As always, here at Full Moon Storytelling we’re focused on story rather than mechanics. Using a new Tool isn’t going to change your D&D game’s power level, not even as much as Coffee Gear.
Trying to figure out a winner might be necessary, but not with significant frequency. If you wanted to roleplay actual sports something like Blaseball would be a better than D&D. But, if you need a result and want to use the dice, limit the contest to a single roll for each participant on the team (use party sizes of 3 to 6), and have it opposed by an NPC. Through the description of their primary role within the sport and what that character is attempting have them make a roll Athletics or Acrobatics, assigned to an attribute that most fits their action and with advantage if they character is proficient. Then roll the same for the NPC. Have the first team to 3 successes wins that match.
Most games before the codification of rule and laws (baseball and football/soccer in the mid 19th century) could last from sunrise to sunset. If the players succeed on their first three rolls, consider that a game done by lunch. If it takes five, or more due to a bunch of ties, make it last into twilight.
Do not attempt to get deeper into the mechanics than this. Your session doesn’t need hours dedicated to sport. Instead any match should be a way to access new stories told at the table. Instead of hanging at the bar, or boxing – play some Dakyu. Meet some new NPCs based around that event, then hit the tavern to talk about that day’s new star athlete.
Handy Maps for Play
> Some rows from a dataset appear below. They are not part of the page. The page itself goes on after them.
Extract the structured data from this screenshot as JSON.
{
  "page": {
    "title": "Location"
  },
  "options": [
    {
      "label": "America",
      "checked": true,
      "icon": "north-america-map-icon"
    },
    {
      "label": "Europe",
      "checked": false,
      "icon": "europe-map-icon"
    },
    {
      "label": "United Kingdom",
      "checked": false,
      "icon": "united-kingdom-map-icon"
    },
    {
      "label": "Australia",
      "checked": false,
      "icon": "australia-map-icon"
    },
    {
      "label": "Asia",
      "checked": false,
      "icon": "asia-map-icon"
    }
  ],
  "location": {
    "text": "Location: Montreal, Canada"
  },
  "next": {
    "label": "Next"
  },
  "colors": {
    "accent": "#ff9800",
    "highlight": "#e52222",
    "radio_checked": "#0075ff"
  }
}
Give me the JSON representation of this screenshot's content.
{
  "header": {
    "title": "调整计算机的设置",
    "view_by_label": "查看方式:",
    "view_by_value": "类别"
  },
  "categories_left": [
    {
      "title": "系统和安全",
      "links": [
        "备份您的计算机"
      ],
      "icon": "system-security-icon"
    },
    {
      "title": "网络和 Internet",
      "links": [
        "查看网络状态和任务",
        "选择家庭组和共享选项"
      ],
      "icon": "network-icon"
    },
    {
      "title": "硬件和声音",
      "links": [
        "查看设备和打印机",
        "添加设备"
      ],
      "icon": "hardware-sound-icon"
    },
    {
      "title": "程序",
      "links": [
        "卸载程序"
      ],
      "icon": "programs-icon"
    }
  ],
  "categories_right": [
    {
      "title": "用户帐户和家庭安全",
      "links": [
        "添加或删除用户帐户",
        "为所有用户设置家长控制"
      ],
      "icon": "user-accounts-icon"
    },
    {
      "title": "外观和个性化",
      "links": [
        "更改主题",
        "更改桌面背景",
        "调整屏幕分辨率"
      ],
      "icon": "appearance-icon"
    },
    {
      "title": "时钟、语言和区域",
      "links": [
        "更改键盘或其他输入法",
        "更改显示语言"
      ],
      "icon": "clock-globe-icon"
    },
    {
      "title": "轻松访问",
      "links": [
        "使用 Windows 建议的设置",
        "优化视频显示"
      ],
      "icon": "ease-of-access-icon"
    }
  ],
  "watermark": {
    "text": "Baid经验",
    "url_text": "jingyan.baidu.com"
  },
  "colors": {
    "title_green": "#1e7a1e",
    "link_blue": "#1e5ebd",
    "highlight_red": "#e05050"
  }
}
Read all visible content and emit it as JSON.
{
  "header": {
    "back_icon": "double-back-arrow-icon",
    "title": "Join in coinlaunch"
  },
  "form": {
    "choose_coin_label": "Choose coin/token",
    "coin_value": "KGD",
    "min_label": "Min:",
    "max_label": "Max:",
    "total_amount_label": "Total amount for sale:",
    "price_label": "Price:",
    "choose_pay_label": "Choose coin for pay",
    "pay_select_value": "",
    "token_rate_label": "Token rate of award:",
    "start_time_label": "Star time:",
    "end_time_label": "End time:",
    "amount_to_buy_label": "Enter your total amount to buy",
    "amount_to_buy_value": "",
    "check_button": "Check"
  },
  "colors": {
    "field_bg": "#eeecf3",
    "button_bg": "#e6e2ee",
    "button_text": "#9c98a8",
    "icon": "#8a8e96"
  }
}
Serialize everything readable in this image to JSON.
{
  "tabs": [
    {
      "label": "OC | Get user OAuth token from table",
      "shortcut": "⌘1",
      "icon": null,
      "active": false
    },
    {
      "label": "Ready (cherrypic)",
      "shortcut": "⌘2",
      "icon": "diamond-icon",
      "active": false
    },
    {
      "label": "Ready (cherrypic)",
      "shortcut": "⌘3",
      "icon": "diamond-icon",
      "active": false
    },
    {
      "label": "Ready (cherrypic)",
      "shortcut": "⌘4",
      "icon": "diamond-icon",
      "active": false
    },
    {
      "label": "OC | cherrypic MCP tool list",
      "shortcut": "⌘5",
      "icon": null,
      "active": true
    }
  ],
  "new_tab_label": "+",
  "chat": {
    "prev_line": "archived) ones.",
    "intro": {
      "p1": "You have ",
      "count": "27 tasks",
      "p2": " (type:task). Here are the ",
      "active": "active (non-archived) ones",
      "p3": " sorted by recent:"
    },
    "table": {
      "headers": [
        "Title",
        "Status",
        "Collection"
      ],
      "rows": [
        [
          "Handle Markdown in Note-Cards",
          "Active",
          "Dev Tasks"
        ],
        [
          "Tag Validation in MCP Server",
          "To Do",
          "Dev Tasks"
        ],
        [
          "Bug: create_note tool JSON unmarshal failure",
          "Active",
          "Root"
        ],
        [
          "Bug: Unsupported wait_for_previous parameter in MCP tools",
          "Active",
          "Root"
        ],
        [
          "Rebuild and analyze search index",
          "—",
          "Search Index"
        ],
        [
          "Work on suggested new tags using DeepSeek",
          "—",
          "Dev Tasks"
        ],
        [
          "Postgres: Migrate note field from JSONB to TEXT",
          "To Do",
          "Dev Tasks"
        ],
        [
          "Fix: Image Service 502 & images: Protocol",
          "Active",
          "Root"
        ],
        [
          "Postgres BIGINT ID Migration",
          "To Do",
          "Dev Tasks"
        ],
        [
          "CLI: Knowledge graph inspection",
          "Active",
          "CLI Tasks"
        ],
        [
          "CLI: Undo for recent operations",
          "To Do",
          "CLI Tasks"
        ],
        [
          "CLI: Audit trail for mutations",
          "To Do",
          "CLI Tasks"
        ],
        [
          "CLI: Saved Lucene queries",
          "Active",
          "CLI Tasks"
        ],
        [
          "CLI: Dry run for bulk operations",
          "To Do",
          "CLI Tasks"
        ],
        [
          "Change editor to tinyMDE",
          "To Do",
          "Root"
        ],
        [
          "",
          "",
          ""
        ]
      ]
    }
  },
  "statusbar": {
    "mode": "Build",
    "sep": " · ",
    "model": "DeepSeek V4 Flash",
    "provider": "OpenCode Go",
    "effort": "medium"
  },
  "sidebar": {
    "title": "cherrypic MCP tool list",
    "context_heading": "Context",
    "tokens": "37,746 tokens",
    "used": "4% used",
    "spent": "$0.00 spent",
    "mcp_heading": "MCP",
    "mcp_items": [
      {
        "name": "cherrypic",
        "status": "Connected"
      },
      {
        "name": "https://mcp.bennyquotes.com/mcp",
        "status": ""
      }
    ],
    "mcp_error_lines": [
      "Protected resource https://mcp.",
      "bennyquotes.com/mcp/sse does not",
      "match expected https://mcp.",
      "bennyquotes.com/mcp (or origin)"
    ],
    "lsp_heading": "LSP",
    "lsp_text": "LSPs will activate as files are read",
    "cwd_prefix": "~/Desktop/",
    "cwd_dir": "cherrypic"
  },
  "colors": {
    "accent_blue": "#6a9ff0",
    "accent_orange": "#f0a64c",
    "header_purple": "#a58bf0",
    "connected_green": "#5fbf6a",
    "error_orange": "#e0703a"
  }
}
Two-minute Tabletop’s wonderful map works for many structures. There’s a small stadium with markings for halves that could work for town ball or mob ball that develop into a spectator sport.